#### Task item:
Every entry below, first to last, should be restated word for word.

#### Extracted information:
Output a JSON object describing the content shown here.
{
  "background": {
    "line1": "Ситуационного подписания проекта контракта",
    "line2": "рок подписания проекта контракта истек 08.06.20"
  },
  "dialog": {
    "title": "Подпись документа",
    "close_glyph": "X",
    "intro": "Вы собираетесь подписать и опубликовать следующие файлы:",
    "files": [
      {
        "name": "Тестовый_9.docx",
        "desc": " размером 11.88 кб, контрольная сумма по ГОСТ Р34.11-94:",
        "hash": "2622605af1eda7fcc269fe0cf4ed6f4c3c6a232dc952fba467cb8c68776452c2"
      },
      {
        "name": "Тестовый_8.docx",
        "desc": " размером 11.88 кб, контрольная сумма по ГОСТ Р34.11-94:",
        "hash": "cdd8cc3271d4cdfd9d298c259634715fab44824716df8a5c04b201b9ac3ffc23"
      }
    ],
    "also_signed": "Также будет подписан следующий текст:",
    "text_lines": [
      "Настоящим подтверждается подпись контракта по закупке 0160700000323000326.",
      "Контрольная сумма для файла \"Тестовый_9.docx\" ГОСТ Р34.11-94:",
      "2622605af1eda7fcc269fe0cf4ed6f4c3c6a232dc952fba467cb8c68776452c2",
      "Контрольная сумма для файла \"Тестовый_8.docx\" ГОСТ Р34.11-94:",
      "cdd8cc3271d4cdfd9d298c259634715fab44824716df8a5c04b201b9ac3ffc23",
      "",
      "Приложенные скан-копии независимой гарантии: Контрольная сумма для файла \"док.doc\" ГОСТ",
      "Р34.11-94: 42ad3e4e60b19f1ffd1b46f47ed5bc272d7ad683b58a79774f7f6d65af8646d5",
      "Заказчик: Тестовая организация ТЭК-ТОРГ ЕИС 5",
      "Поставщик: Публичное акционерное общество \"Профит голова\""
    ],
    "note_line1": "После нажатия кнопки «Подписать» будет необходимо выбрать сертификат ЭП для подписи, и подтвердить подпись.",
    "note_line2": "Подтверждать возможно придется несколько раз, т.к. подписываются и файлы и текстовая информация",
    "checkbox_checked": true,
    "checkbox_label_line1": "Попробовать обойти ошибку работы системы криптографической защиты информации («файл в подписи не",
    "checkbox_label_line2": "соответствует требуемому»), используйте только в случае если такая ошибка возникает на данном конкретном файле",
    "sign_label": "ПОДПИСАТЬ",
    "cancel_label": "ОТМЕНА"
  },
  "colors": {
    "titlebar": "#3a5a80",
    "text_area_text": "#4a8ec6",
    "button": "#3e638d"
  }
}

#### Your solution:
Output a JSON object describing the content shown here.
{
  "background": {
    "line1": "Ситуационного подписания проекта контракта",
    "line2": "рок подписания проекта контракта истек 08.06.20"
  },
  "dialog": {
    "title": "Подпись документа",
    "close_glyph": "X",
    "intro": "Вы собираетесь подписать и опубликовать следующие файлы:",
    "files": [
      {
        "name": "Тестовый_9.docx",
        "desc": " размером 11.88 кб, контрольная сумма по ГОСТ Р34.11-94:",
        "hash": "2622605af1eda7fcc269fe0cf4ed6f4c3c6a232dc952fba467cb8c68776452c2"
      },
      {
        "name": "Тестовый_8.docx",
        "desc": " размером 11.88 кб, контрольная сумма по ГОСТ Р34.11-94:",
        "hash": "cdd8cc3271d4cdfd9d298c259634715fab44824716df8a5c04b201b9ac3ffc23"
      }
    ],
    "also_signed": "Также будет подписан следующий текст:",
    "text_lines": [
      "Настоящим подтверждается подпись контракта по закупке 0160700000323000326.",
      "Контрольная сумма для файла \"Тестовый_9.docx\" ГОСТ Р34.11-94:",
      "2622605af1eda7fcc269fe0cf4ed6f4c3c6a232dc952fba467cb8c68776452c2",
      "Контрольная сумма для файла \"Тестовый_8.docx\" ГОСТ Р34.11-94:",
      "cdd8cc3271d4cdfd9d298c259634715fab44824716df8a5c04b201b9ac3ffc23",
      "",
      "Приложенные скан-копии независимой гарантии: Контрольная сумма для файла \"док.doc\" ГОСТ",
      "Р34.11-94: 42ad3e4e60b19f1ffd1b46f47ed5bc272d7ad683b58a79774f7f6d65af8646d5",
      "Заказчик: Тестовая организация ТЭК-ТОРГ ЕИС 5",
      "Поставщик: Публичное акционерное общество \"Профит голова\""
    ],
    "note_line1": "После нажатия кнопки «Подписать» будет необходимо выбрать сертификат ЭП для подписи, и подтвердить подпись.",
    "note_line2": "Подтверждать возможно придется несколько раз, т.к. подписываются и файлы и текстовая информация",
    "checkbox_checked": true,
    "checkbox_label_line1": "Попробовать обойти ошибку работы системы криптографической защиты информации («файл в подписи не",
    "checkbox_label_line2": "соответствует требуемому»), используйте только в случае если такая ошибка возникает на данном конкретном файле",
    "sign_label": "ПОДПИСАТЬ",
    "cancel_label": "ОТМЕНА"
  },
  "colors": {
    "titlebar": "#3a5a80",
    "text_area_text": "#4a8ec6",
    "button": "#3e638d"
  }
}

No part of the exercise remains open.